Many young people were motivated to seek legal careers by Berry. His daughter Taylor Berry, 38, stated, “So many people looked up to Dad as a guide.” He inspired some of her classmates at The Community School of Naples, from which she graduated, to become attorneys.
Former legal partner and Collier County Judge Janeice Martin claimed Berry’s influence would last forever in courtrooms. In Collier, he played a key role in the establishment of specialized courts for substance misuse, mental health, and veterans.
“It is absolutely part of Jerry’s legacy that we now have multiple courts that exist to treat the illnesses that drive so much criminal conduct, and offer people a way to get help, get out of the system, return to their families, and lead productive lives,” Martin said.
Berry taught classes and presided over the Inns of Court, a non-partisan organization promoting professionalism. He served for a term as president of the Collier County Bar Association.
Berry founded the Collier County Association of Criminal Defense Lawyers and served as its first president. One month after the 9/11 attacks, when he was president of the Florida Association of Criminal Defense Lawyers, he refused to move the annual gathering out of New York City because “we cannot allow the bad guys prevail.”
Berry was chosen in 2016 by the American College of Trial Attorneys to join the group’s honor society, which is open to attorneys only by invitation. Berry then served as board chair for the Florida Innocence Project, where he relentlessly fought for the release of those who had been wrongfully imprisoned.

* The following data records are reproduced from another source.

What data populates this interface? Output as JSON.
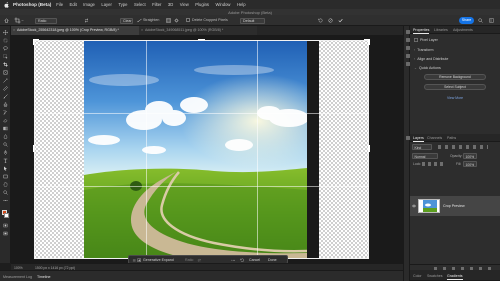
{
  "menubar": {
    "app_name": "Photoshop (Beta)",
    "items": [
      "File",
      "Edit",
      "Image",
      "Layer",
      "Type",
      "Select",
      "Filter",
      "3D",
      "View",
      "Plugins",
      "Window",
      "Help"
    ]
  },
  "window": {
    "title": "Adobe Photoshop (Beta)"
  },
  "options": {
    "ratio_select": "Ratio",
    "clear_label": "Clear",
    "straighten_label": "Straighten",
    "delete_cropped_label": "Delete Cropped Pixels",
    "fill_select": "Default",
    "share_label": "Share"
  },
  "tabs": [
    {
      "label": "AdobeStock_255642318.jpeg @ 100% (Crop Preview, RGB/8) *",
      "active": true
    },
    {
      "label": "AdobeStock_349068511.jpeg @ 100% (RGB/8) *",
      "active": false
    }
  ],
  "context_bar": {
    "generative_expand": "Generative Expand",
    "ratio_label": "Ratio",
    "cancel_label": "Cancel",
    "done_label": "Done"
  },
  "status": {
    "zoom": "100%",
    "doc_info": "1500 px x 1416 px (72 ppi)"
  },
  "bottom_tabs": [
    {
      "label": "Measurement Log",
      "active": false
    },
    {
      "label": "Timeline",
      "active": true
    }
  ],
  "panels": {
    "top_tabs": [
      {
        "label": "Properties",
        "active": true
      },
      {
        "label": "Libraries",
        "active": false
      },
      {
        "label": "Adjustments",
        "active": false
      }
    ],
    "pixel_layer": "Pixel Layer",
    "sections": [
      "Transform",
      "Align and Distribute",
      "Quick Actions"
    ],
    "remove_background": "Remove Background",
    "select_subject": "Select Subject",
    "view_more": "View More",
    "layer_tabs": [
      {
        "label": "Layers",
        "active": true
      },
      {
        "label": "Channels",
        "active": false
      },
      {
        "label": "Paths",
        "active": false
      }
    ],
    "kind_select": "Kind",
    "blend_mode": "Normal",
    "opacity_label": "Opacity:",
    "opacity_value": "100%",
    "lock_label": "Lock:",
    "fill_label": "Fill:",
    "fill_value": "100%",
    "layer_name": "Crop Preview",
    "bottom_tabs": [
      {
        "label": "Color",
        "active": false
      },
      {
        "label": "Swatches",
        "active": false
      },
      {
        "label": "Gradients",
        "active": true
      }
    ]
  },
  "icons": {
    "home": "home-icon",
    "crop_tool": "crop-icon",
    "share": "share-icon",
    "search": "search-icon",
    "settings": "gear-icon",
    "eye": "eye-icon"
  },
  "colors": {
    "accent": "#1473e6",
    "panel": "#2d2d2d",
    "canvas_bg": "#1a1a1a"
  }
}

Berry, who joined defense lawyer Mike McDonnell in what is still perhaps the most infamous murder case in Naples history a year after leaving the state attorney’s office, is credited with inspiring McFee to become an attorney, according to him. click here to read more
READ MORE: Former KPDA dancer, has tragically lost her precious son, John Viera – GoFundMe